Blinken says he will press Netanyahu on Gaza aid measures

By Humeyra Pamuk and Simon Lewis

AMMAN (Reuters) -U.S. Secretary of State Antony Blinken said on Tuesday he would discuss with Prime Minister Benjamin Netanyahu measures that Israel still needs to take to increase the flow of aid into Gaza during his planned talks in the country on Wednesday.

Blinken spoke to reporters at a warehouse of the Jordan Hashemite Charity Organization where aid shipments from U.S.-based charities are gathered. While there are some improvements in the humanitarian aid situation in the densely populated enclave, he said, much more needs to be done to ensure assistance reaches people in a sustained manner.

"I'm now able to go to Israel tomorrow and go over with the Israeli government the things that still need to be done if the test is going to be met of making sure that people have what they need," Blinken said.

"And I'll be doing that tomorrow directly with Prime Minister Netanyahu and other members of the Israeli government," he said.

Blinken's check-in with Netanyahu on aid will take place about a month after U.S. President Joe Biden issued a stark warning to Netanyahu, saying Washington’s policy could shift if Israel fails to take steps to address civilian harm, humanitarian suffering, and the safety of aid workers.

Netanyahu on Tuesday vowed to go ahead with a military operation in the southern Gaza city of Rafah despite international concern over the fate of more than 1 million Palestinians sheltering there.

Blinken said Washington had made its views on Rafah clear - referring to warnings that an operation should not go ahead without a credible plan to avoid civilian harm. The State Department later said it had still not seen such a plan.
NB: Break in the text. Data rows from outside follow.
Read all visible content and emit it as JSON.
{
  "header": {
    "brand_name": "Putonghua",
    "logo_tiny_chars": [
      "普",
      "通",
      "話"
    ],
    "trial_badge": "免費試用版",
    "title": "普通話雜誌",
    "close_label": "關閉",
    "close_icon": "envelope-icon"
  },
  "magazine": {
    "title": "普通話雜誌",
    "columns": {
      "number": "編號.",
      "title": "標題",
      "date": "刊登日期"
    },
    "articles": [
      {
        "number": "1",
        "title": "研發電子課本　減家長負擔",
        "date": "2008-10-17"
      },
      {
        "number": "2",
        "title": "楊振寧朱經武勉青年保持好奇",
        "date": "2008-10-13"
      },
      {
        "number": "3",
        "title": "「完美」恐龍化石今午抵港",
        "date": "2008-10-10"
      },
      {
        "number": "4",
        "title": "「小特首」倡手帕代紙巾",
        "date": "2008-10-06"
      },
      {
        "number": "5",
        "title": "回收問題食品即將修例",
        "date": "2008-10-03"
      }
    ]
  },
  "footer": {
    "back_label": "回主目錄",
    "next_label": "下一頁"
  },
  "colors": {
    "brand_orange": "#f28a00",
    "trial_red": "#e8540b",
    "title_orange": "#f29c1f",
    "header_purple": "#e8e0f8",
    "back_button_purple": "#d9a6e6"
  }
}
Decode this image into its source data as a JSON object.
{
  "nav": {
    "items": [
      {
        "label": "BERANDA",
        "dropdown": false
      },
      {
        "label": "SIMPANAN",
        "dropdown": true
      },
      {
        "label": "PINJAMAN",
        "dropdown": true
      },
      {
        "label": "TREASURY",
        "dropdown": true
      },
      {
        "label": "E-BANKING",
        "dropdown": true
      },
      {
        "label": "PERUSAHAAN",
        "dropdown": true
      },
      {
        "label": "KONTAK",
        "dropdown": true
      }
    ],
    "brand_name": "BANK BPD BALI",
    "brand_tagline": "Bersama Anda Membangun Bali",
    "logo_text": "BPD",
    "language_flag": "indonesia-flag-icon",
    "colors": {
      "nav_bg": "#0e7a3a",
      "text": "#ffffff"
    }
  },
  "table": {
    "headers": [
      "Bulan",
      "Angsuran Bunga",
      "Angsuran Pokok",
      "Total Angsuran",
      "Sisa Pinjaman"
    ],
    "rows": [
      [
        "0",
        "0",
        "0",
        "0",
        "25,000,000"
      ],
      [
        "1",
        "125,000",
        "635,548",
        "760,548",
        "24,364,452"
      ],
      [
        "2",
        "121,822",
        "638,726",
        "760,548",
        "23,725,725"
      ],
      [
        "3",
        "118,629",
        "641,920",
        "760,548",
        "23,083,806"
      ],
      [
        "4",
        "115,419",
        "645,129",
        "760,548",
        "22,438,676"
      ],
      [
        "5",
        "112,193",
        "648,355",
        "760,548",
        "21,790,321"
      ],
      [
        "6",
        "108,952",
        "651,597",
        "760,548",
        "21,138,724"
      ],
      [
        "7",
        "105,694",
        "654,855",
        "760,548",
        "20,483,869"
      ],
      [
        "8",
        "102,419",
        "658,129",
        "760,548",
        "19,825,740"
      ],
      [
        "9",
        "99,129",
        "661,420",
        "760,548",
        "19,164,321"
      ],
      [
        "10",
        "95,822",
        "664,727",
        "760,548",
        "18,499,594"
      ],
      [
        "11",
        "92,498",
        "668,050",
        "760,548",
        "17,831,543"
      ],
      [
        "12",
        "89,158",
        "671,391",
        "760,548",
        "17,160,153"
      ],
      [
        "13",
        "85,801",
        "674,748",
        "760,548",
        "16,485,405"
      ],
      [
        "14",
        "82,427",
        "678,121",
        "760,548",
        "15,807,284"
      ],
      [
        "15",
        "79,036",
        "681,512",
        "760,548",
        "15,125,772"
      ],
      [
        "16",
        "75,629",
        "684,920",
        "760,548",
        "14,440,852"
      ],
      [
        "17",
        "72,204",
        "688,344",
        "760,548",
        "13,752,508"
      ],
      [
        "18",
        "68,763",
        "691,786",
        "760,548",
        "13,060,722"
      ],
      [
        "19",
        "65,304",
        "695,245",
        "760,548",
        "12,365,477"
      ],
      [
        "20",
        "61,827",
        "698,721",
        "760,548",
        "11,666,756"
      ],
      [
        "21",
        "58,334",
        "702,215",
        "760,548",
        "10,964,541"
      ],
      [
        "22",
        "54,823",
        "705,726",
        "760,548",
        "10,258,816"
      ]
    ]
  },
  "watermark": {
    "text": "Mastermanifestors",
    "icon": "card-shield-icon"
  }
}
A spiraling humanitarian crisis has prompted calls from Israel's Western and Arab partners to do more to facilitate the entry of aid to Gaza, where most people are homeless, many face famine, disease is widespread, and where much civilian infrastructure lies in ruins.


The top U.S. diplomat is on a tour of the Middle East, his seventh since the region plunged into conflict on Oct. 7 when Palestinian Hamas militants attacked Israel, killing 1,200 people and abducting 253 others, according to Israeli tallies.

In response, Israel has launched a relentless assault on Gaza, killing more than 34,000 Palestinians, local health authorities say, in a bombardment that has reduced the enclave to a wasteland. More than one million people face famine, the United Nations has said, after six months of war.

U.N. Secretary-General Antonio Guterres said on Tuesday there has been incremental progress toward averting "an entirely preventable, human-made famine" in the northern Gaza Strip, but called on Israel to do more.

The first shipments of aid directly from Jordan to northern Gaza's newly opened Erez crossing will leave on Tuesday, goods are also arriving via the port of Ashdod, and a new maritime corridor will be ready in about a week, Blinken said.

"But more still needs to be done," Blinken said. "We still have to have a deconfliction mechanism that's effective and works - that's a work in progress," Blinken added.

He said there should also be a clear list of items needed in Gaza to avoid "arbitrary denials" - a reference to a process of rigorous inspections of aid shipments that has seen some trucks stranded at border crossings.

(Reporting by Humeyra Pamuk in Amman and Simon Lewis in Washington; additional reporting by Daphne Psaledakis, Doina Chiacu and Michelle Nichols, Editing by Deepa Babington, Gareth Jones and David Gregorio)